by Mario Machado—
Last week, the long-awaited news was finally released to our group of anxious Peace Corps trainees. On Wednesday, we were assigned our future sites, the places in which we will be living and working for the next 2 years. Over the weekend, 34 trainees dispersed across Paraguay for our first encounters with communities that range in character from dense, semi-urban barrios to remote farming villages. My site is one of the latter.
The road to Guido Almada is not short and is certainly not easy. The initial bus ride from Asunción goes east for about 150 kilometers to Coronel Oviedo before turning north for another 50 kilometers to the small city of Carajao. The intersection with the 30-kilometer dirt road that leads to Cleto Romero (and, eventually, Guido Almada) is unmarked and almost undistinguishable, unless you know what you are looking for. Once in Carajao, one must hitch a ride on the once-daily bus, a taxi passing by chance, or one of the ubiquitous ox-drawn carts that regularly make the excursion to market. The dirt road quickly becomes mud at even the thought of rain and is utterly impassable for days following the stronger storms.
I arrived in Guido Almada last weekend with a packet of information on potential projects, community contacts, and a general orientation to the region. Quickly, however, and as I have come to expect in this country, all plans and preconceptions were soon obsolete as the conditions on the ground curiously toppled along in a rhythm all their own. The family with which I was to live for my first several months in site suffered a terrible loss the night of my arrival: The matriarch of the family, suddenly sick, passed away shortly after dark. In such isolated areas with the conditions of life being as harsh as they typically are, sickness and death seem to take on a much different and almost routine character.
The community itself, despite its geographic isolation, is surprisingly well connected and organized. Guido Almada and the surrounding communities have a strong history of resisting oppression and fighting for rights as a result of Paraguay’s 35-year Stroessner dictatorship, which ended in 1989. The farmers’ committees have established a strong leadership and actively express a desire to diversify to more sustainable methods. While agriculture provides a large part of family subsistence in Guido Almada, the community members are extremely interested in converting to organic farming methods (in both home gardens and possibly in some larger agricultural plots). My job over the next 2 years—along with teaching English classes, helping in the schools, and providing any and every amount of technical assistance that I can—will be to help promote and instill organic farming methods in the community.

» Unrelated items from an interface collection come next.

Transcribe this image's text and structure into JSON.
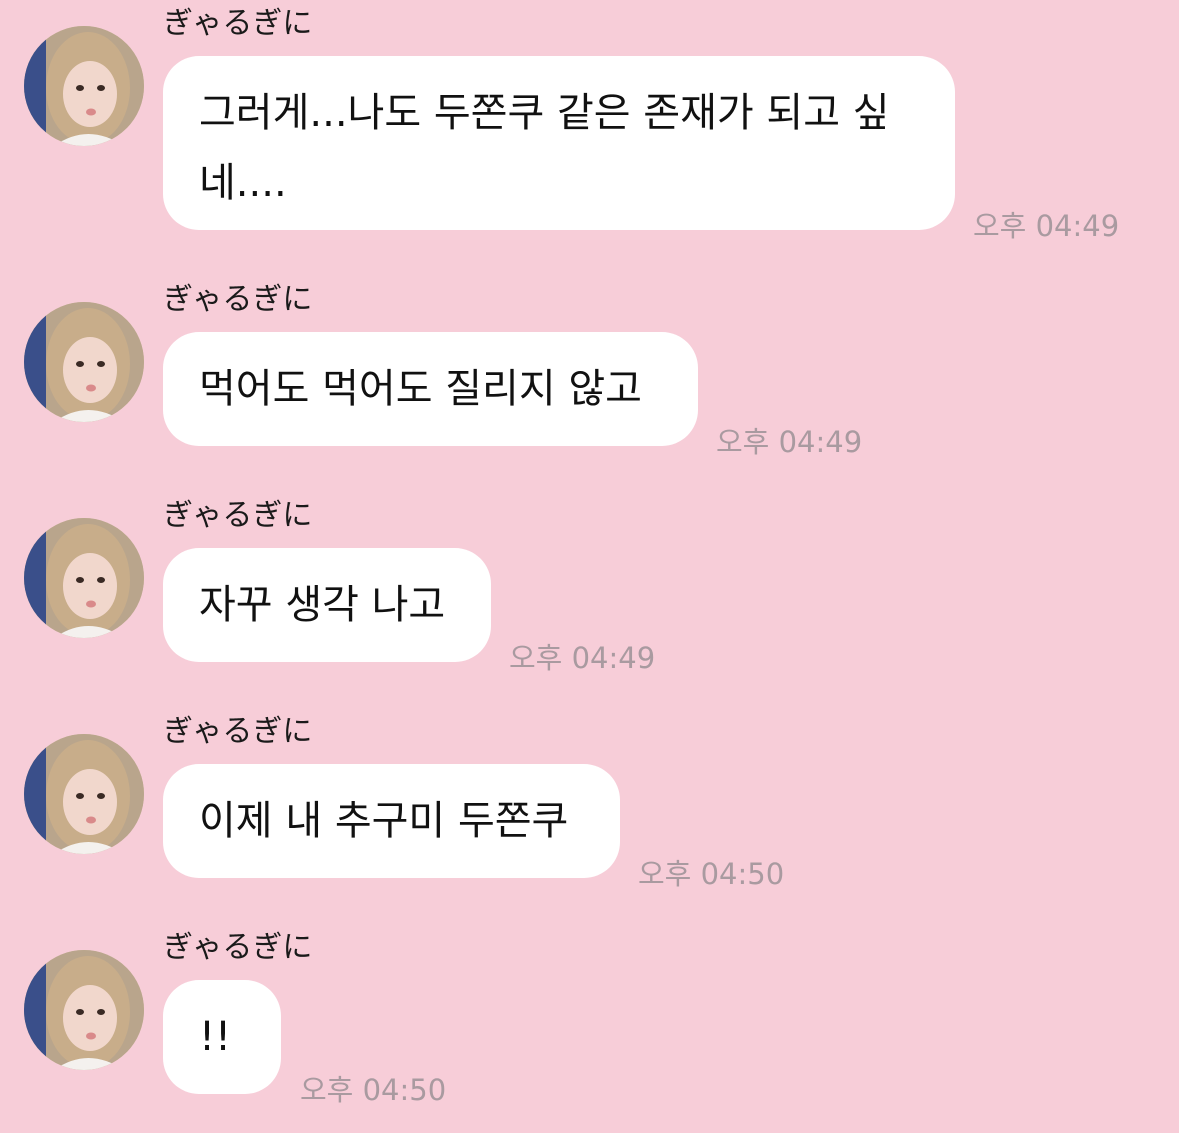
{
  "colors": {
    "background": "#f7cdd8",
    "bubble": "#ffffff",
    "timestamp": "#a99aa0"
  },
  "messages": [
    {
      "sender": "ぎゃるぎに",
      "text_lines": [
        "그러게...나도 두쫀쿠 같은 존재가 되고 싶",
        "네...."
      ],
      "time": "오후 04:49"
    },
    {
      "sender": "ぎゃるぎに",
      "text_lines": [
        "먹어도 먹어도 질리지 않고"
      ],
      "time": "오후 04:49"
    },
    {
      "sender": "ぎゃるぎに",
      "text_lines": [
        "자꾸 생각 나고"
      ],
      "time": "오후 04:49"
    },
    {
      "sender": "ぎゃるぎに",
      "text_lines": [
        "이제 내 추구미 두쫀쿠"
      ],
      "time": "오후 04:50"
    },
    {
      "sender": "ぎゃるぎに",
      "text_lines": [
        "!!"
      ],
      "time": "오후 04:50"
    }
  ]
}
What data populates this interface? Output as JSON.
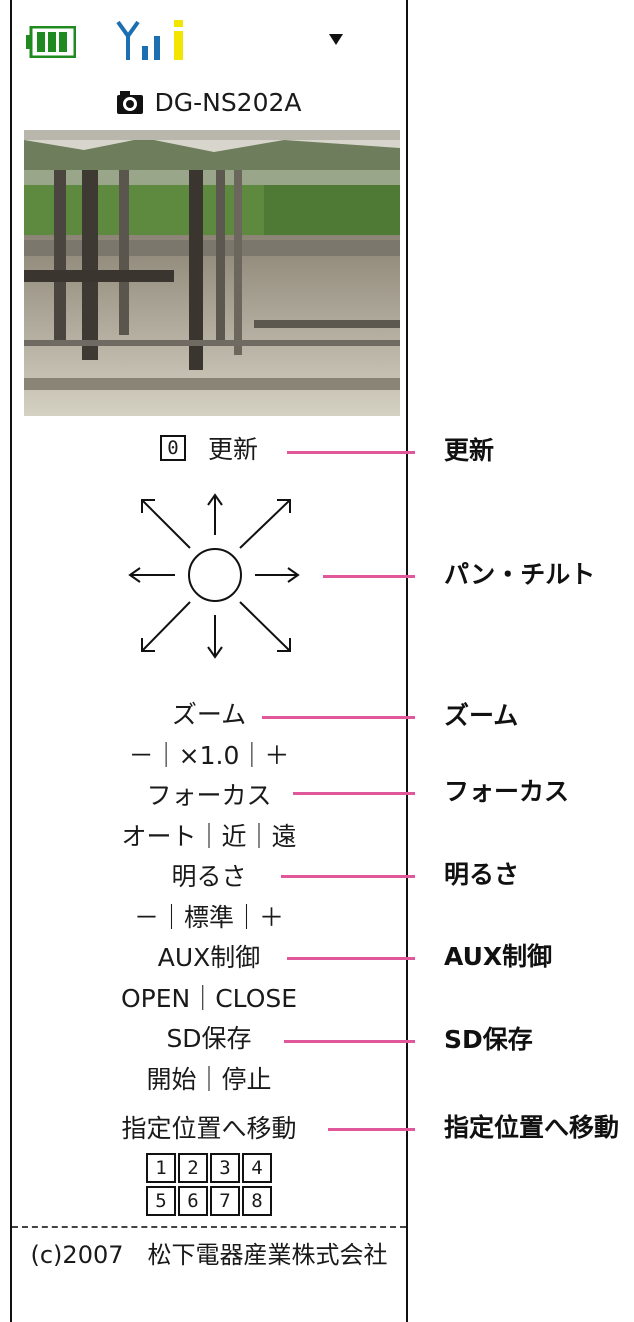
{
  "status_bar": {
    "battery_icon": "battery-full-icon",
    "signal_icon": "antenna-signal-icon",
    "battery_color": "#1f8a1f",
    "level_color": "#f2e600",
    "menu_icon": "dropdown-triangle-icon"
  },
  "camera": {
    "icon": "camera-icon",
    "name": "DG-NS202A"
  },
  "refresh": {
    "key": "0",
    "label": "更新"
  },
  "pan_tilt_icon": "pan-tilt-arrows-icon",
  "controls": {
    "zoom": {
      "title": "ズーム",
      "options": "－｜×1.0｜＋"
    },
    "focus": {
      "title": "フォーカス",
      "options": "オート｜近｜遠"
    },
    "brightness": {
      "title": "明るさ",
      "options": "－｜標準｜＋"
    },
    "aux": {
      "title": "AUX制御",
      "options": "OPEN｜CLOSE"
    },
    "sd": {
      "title": "SD保存",
      "options": "開始｜停止"
    },
    "preset": {
      "title": "指定位置へ移動",
      "keys_row1": [
        "1",
        "2",
        "3",
        "4"
      ],
      "keys_row2": [
        "5",
        "6",
        "7",
        "8"
      ]
    }
  },
  "footer": "(c)2007　松下電器産業株式会社",
  "callouts": {
    "refresh": "更新",
    "pan_tilt": "パン・チルト",
    "zoom": "ズーム",
    "focus": "フォーカス",
    "brightness": "明るさ",
    "aux": "AUX制御",
    "sd": "SD保存",
    "preset": "指定位置へ移動"
  },
  "callout_color": "#e0579a"
}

This desire to convert to organic techniques is far from the norm here in Paraguay, where many people survive on what they can manage to grow and trade for. The fact that I have found myself in such a situation, with a community that sees the benefits and need for sustainability so clearly, is truly amazing. I am just beginning to realize how big my task will be in the next 2 years. I am also realizing what a lucky accident it was that found me working in the Rodale Institute’s organic vegetable gardens last summer. Who could have known how these things would work out? Thanks to all my friends at the Rodale farm and office; I really owe you a big one.
On the edge of my Paraguayan seat,